Almost immediately, I feel strange sensations pulsing from her hands into my body. Her hands are hot—like an oven!—and my skin below her hands is tingling. As she moves her hands from my crown to my forehead, and then down to my chin, I begin to wonder how all of this is possible. How is there such a great amount of heat if her hands are resting still on my skin? How is there such vibration? What is happening? What kind of crazy magic is this?
A few minutes into the session, I begin to lose control. My body begins to twitch. My arms, legs, and head are thrashing, jerking about. My breath is coming deep and fast, and there are moans and sighs. I begin to breathe out what feels like nasty toxic sludge. As I breathe, I suddenly realize all that I have carried, since childhood. In this moment, I realize how truly sick I have been.
I begin to cry. Barb asks me if I am okay. I say “I am okay, please continue.” I am somehow aware that the best thing that I can do right now is not to think. The best thing that I can do to heal is to trust and to simply experience exactly what is happening even though I can’t logically understand it. And I can quite literally feel the love pouring from Barb’s hands. Her heart is speaking to my heart, without words. Her heart is gently whispering: You are well. You are home.

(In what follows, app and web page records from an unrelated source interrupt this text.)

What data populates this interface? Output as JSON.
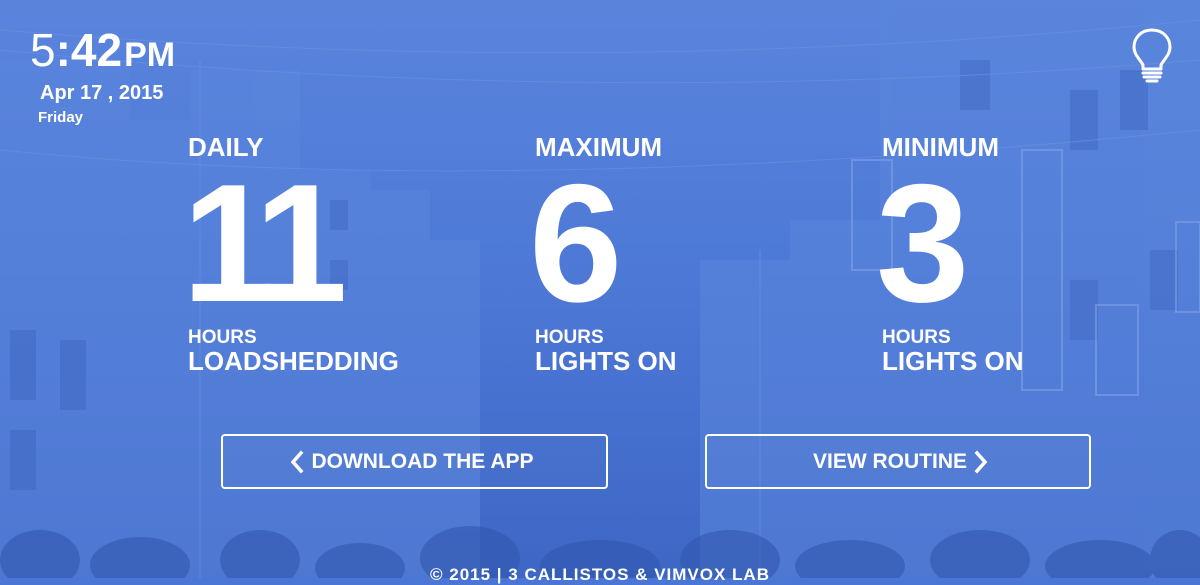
{
  "clock": {
    "hour": "5",
    "colon": ":",
    "minutes": "42",
    "ampm": "PM",
    "date": "Apr 17 , 2015",
    "weekday": "Friday"
  },
  "stats": {
    "daily": {
      "label": "DAILY",
      "value": "11",
      "unit": "HOURS",
      "desc": "LOADSHEDDING"
    },
    "maximum": {
      "label": "MAXIMUM",
      "value": "6",
      "unit": "HOURS",
      "desc": "LIGHTS ON"
    },
    "minimum": {
      "label": "MINIMUM",
      "value": "3",
      "unit": "HOURS",
      "desc": "LIGHTS ON"
    }
  },
  "buttons": {
    "download": "DOWNLOAD THE APP",
    "routine": "VIEW ROUTINE"
  },
  "footer": "© 2015 | 3 CALLISTOS & VIMVOX LAB",
  "icons": {
    "bulb": "lightbulb-icon",
    "left": "chevron-left-icon",
    "right": "chevron-right-icon"
  },
  "colors": {
    "overlay": "#4a77d6",
    "text": "#ffffff"
  }
}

After about an hour, I sit up and rub my eyes. I swing my legs off the side of the table, and turn toward Barb, who is now seated in a chair across from me. Her eyes are wide and sparkling. There is a smile upon her face.
“What just happened?” I ask.
“I will teach you,” she says.
Fast forward six years. I am now a Reiki Master, carrying on in the footsteps of my beloved teacher Barb. These days, there is more light than darkness. These days there is more joy than grief.
I am still healing, too. Even with all the miraculous changes in my body, mind, emotions, and spirit, I still get triggered some days into anxiety and anger.
As I work with people who are waking up, I notice I have a lot of gratitude for the darkness. And I remember the deepest of truths: that I chose to incarnate onto this planet into the specific family, time and place that I did. Nothing was by chance. All of it, my whole story, including the darkness and the sickness, was my soul’s desire.
In order to be able to help others, I needed to get lost in the darkness for a while. I needed to have that experience, so that I could empathize with others. I needed to understand illness and trauma not from a merely conceptual point of view—but I needed to live it.
I chose to have the circumstances that would shape me into who I am today. A healer. A teacher. These choices were made by my soul before birth. In truth, we all are given these choices.
Thus, understanding and integrating this knowledge means we can release victim-consciousnss. When we can view every circumstance of our life as a divinely-orchestrated moment of profound perfection, we shed the darkness of victimhood and step into the Light.
Hopefully, by my telling you the story of my own life and past darkness, you will begin to feel clearer and more confident about your own journey. About your own life purpose.
Through your own healing journey, you guide yourself out of the darkness. You love yourself, into the light.
My story is the story of a Reiki Master. It’s a particular story. And there are so many stories.
So…what’s your story?